During Ron Wolf's nine years as GM, the Packers went to two Super Bowls and made the playoffs six times. (Jonathan Daniel/Getty Images) During Ron Wolf's nine years as GM, the Packers went to two Super Bowls and made the playoffs six times. (Jonathan Daniel/Getty Images)

Bowlen, DeBartolo and Modell generated spirited discussion, as did Tagliabue and Sabol. When the discussion was over and it came time to vote, the Hall’s secret-ballot voting procedure went thusly: The first vote cut the list from 11 to five. Hall VP Joe Horrigan tabulated the votes and announced the top five vote-getters. (We were asked not to release the results of the cutdown votes.) Then we cut the list from five to three, and finally from three to two.

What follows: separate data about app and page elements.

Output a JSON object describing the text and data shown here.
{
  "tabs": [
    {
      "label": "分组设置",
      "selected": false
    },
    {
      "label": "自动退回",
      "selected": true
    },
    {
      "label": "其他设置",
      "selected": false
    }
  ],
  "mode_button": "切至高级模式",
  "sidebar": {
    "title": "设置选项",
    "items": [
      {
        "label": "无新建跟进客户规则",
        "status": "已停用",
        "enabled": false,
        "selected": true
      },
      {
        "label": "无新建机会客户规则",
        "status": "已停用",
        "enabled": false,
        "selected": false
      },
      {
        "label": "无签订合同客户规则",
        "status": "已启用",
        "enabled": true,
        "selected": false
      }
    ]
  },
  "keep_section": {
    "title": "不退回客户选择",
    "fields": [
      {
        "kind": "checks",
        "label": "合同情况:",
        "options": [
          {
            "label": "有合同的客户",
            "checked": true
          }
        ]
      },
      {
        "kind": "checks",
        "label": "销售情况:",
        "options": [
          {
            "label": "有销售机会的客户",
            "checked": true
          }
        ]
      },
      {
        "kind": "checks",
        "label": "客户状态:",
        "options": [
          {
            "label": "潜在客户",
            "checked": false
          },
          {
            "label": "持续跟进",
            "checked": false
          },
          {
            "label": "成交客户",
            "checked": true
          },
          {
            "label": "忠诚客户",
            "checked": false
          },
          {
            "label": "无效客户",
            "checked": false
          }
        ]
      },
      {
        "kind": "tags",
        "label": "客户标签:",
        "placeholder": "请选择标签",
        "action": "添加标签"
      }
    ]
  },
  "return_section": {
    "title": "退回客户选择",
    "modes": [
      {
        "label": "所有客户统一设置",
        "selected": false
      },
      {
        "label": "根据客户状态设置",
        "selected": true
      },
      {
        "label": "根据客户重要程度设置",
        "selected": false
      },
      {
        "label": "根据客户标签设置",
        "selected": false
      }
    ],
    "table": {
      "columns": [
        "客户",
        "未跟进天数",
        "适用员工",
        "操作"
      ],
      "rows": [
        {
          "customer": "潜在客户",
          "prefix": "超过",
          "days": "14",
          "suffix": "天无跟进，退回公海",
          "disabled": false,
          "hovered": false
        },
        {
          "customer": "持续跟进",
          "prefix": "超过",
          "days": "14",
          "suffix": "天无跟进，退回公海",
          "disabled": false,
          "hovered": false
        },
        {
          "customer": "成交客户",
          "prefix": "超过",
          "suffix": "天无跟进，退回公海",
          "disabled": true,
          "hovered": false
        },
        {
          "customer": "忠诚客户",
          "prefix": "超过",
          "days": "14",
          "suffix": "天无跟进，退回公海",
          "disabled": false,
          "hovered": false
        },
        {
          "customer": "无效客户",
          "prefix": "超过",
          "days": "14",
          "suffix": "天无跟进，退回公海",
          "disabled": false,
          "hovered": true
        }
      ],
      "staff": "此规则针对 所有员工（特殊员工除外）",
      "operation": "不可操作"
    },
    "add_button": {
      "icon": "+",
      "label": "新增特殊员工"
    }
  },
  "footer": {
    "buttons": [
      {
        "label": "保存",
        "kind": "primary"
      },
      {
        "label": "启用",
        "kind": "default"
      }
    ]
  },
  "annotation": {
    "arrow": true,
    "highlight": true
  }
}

Then, shortly before 2 p.m., Baker phoned Wolf with the news. “Wowwwwww," was the first thing out of his mouth. Wolf, 75, sounded emotional and humbled over the phone, and later told me, “I truly never thought anything like this would ever be possible. I’m from a tiny town in Pennsylvania, and have such good fortune to be able to work my life in football, and now this—I’m just shocked. Speechless."

Polian sounded the same when Baker reached him too. “I’m shocked, is all I can say," he said. As the afternoon went on and the congratulations poured in, Polian seemed more and more emotional. “I just never expected anything like this to happen," he said. “It’s one of the great honors a person in football can get. I am just overwhelmed."

Some personal thoughts: I have railed for years about the fact that franchise architects are always left by the wayside. Polian built two Super Bowl teams and got an expansion team good in near-record time. Wolf’s job with the Packers continues to pay dividends; he trained the current 10-year Packer GM, Ted Thompson, from scratch, and also is the biggest influence on the career of the GM of the current reigning Super Bowl champs, Seattle’s John Schneider. So I’m pleased we recognized the merits of the personnel guys who’ve been too long ignored in this process.

• ANDREW BRANDT: The common background of Green Bay's Thompson, Seattle's Schneider

As for those who didn’t make it, there was never any agreement or understanding that one nominee would be an architect and one from the ownership or other side of the game. Our charge was to pick the two best candidates. On this day, I was pleased with what we did, because it addresses a major need I thought the Hall had. Of course, Wolf and Polian still need to get 80 percent of the vote Jan. 31. But this was a big hurdle they jumped over Wednesday.

new-end-slug

You May Like